A month-long look at the WIC Program

Published: March 08, 2013

Health CarePolicy and LegislationSocial Services

This month, the Deltek health care and social services team will be taking a look at the Special Supplemental Nutrition Program for Women, Infants, and Children, also known as the WIC Program. WIC, administered by the United States Department of Agriculture (USDA), Food and Nutrition Services (FNS), provides health care and nutrition for low-income pregnant women, breastfeeding women, and infants and children under the age of five.


The eligibility requirement for WIC is a family income below 185 percent of the U.S. Poverty Income Guidelines. The program served 8.9 million people in FY 2012, with the average annual food cost at $45 a month. Unlike other social services programs, WIC is not an entitlement program, as Congress does not set aside funds to allow every eligible individual to participate in the program. Only a specific amount of funds is authorized each year for the program.

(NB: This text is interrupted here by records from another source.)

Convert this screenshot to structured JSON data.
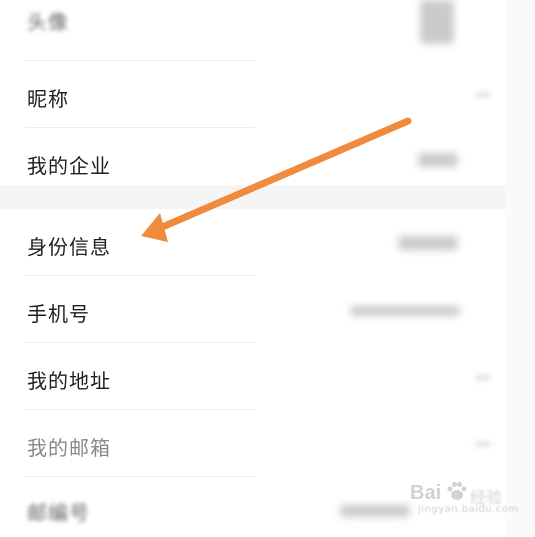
{
  "settings_list": {
    "rows": [
      {
        "label": "头像"
      },
      {
        "label": "昵称"
      },
      {
        "label": "我的企业"
      },
      {
        "label": "身份信息"
      },
      {
        "label": "手机号"
      },
      {
        "label": "我的地址"
      },
      {
        "label": "我的邮箱"
      },
      {
        "label": "邮编号"
      }
    ]
  },
  "annotation": {
    "arrow_color": "#f08a3c",
    "points_to": "身份信息"
  },
  "watermark": {
    "brand": "Bai",
    "brand_tail": "du",
    "suffix": "经验",
    "url": "jingyan.baidu.com"
  }
}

Numerous studies have shown that pregnant women who participate in WIC have longer pregnancies that lead to: fewer premature births; fewer low and very low birth weights; fewer fetal and infant deaths; prenatal care sought earlier in pregnancy; and higher consumption of key nutrients such as iron, protein, calcium, and vitamins A and C.


According to research by West Virginia’s WIC Program, every dollar spent on pregnant women in WIC produces $1.92 to $4.21 in Medicaid savings for newborns and their mothers. Medicaid costs were reduced, on average, between $12,000 and $15,000 for every very low birth weight incident prevented by participation in WIC.


In most states, WIC is delivered by the state through its WIC management information system (MIS), which typical functions include certification, nutrition referral, food management, benefit issuance, financial management, case load management, operations management, vendor management, scheduling, system administration, and reporting. Electronic benefits transfer (EBT) is now mandated for the program by FY 2020; states are either pursuing an online or offline EBT card.


The WIC Program showed one of the earliest forms of technology replication across states, with the State Agency Model (SAM) project starting in 2004. The Office of Management and Budget began a five-year initiative to plan, develop, and deploy WIC MISs that had the following features:

  • Modern Web (HTML/HTTP) technology
  • Standard WIC data elements
  • Open-system architecture
  • Modular components
  • Compliance with federal policy and regulations

Stay tuned this month to see WIC MIS and EBT updates from across the states. In the meantime, brush up on WIC knowledge through our social services vertical profile application! Not a Deltek subscriber? Click here to learn more about Deltek’s GovWin IQ database and take advantage of a free trial.